Thursday, November 10, 2011

The Agony and Ecstasy—and 'Disgrace'—of Steve Jobs | The Nation:

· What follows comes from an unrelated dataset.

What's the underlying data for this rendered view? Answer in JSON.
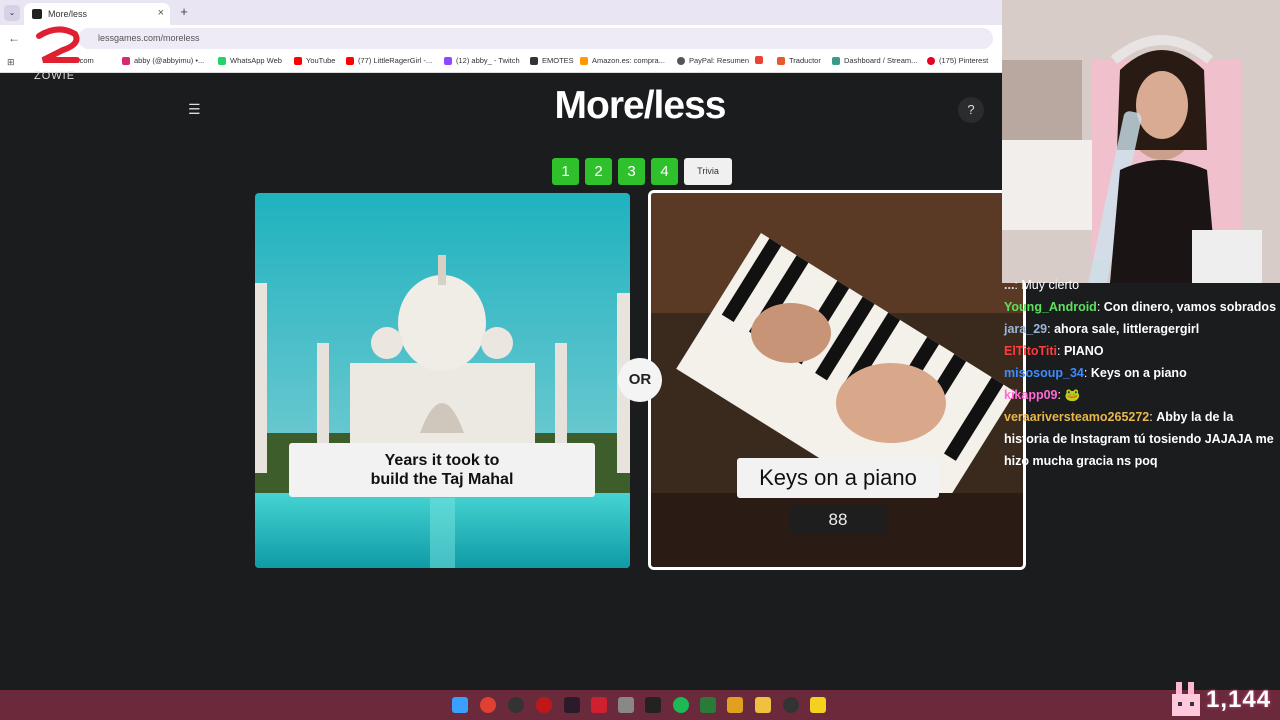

Apple is a wonderful company for its customers and investors. So, too, Pixar. (NeXT, not so much…) But Apple is also an engine of misery for its subcontracted Chinese workers. That this story went largely unreported during Jobs’s life is a testament to how enthralled our media are by the myth of the man’s talismanic qualities, and how easily manipulated most reporters are by wealthy, successful entrepreneurs. But it is also a testament to how little the lives of laborers appear to count anymore. It fell to the monologist Mike Daisey, who created and stars in the brilliant one-man show The Agony and the Ecstasy of Steve Jobs, now at the Public Theater in New York City, to force this issue into public consciousness. Daisey traveled to the Foxconn plant in Shenzhen, China, which employs 420,000 people to manufacture products for Apple and other electronics and computer companies, to talk with the workers (unlike the Wired magazine reporter who, Daisey scathingly notes, penned a 3,300-word cover story on the plant without speaking to a single worker). Daisey’s mission was risky—a photographer was recently beaten up by the company’s guards—but he was determined, having heard about abuses at Foxconn. There, thirty-four-hour shifts, beatings, child labor, an epidemic of suicides and a general prison-camp atmosphere prevailed, and even yawning could get your (meager) pay docked. He met one worker whose hand had been “permanently curled into a claw from being smashed in a metal press at Foxconn, where he worked assembling Apple laptops and iPads.” When Daisey showed the man his iPad, it was the first time he had ever seen one turned on. He thought it was “magic.”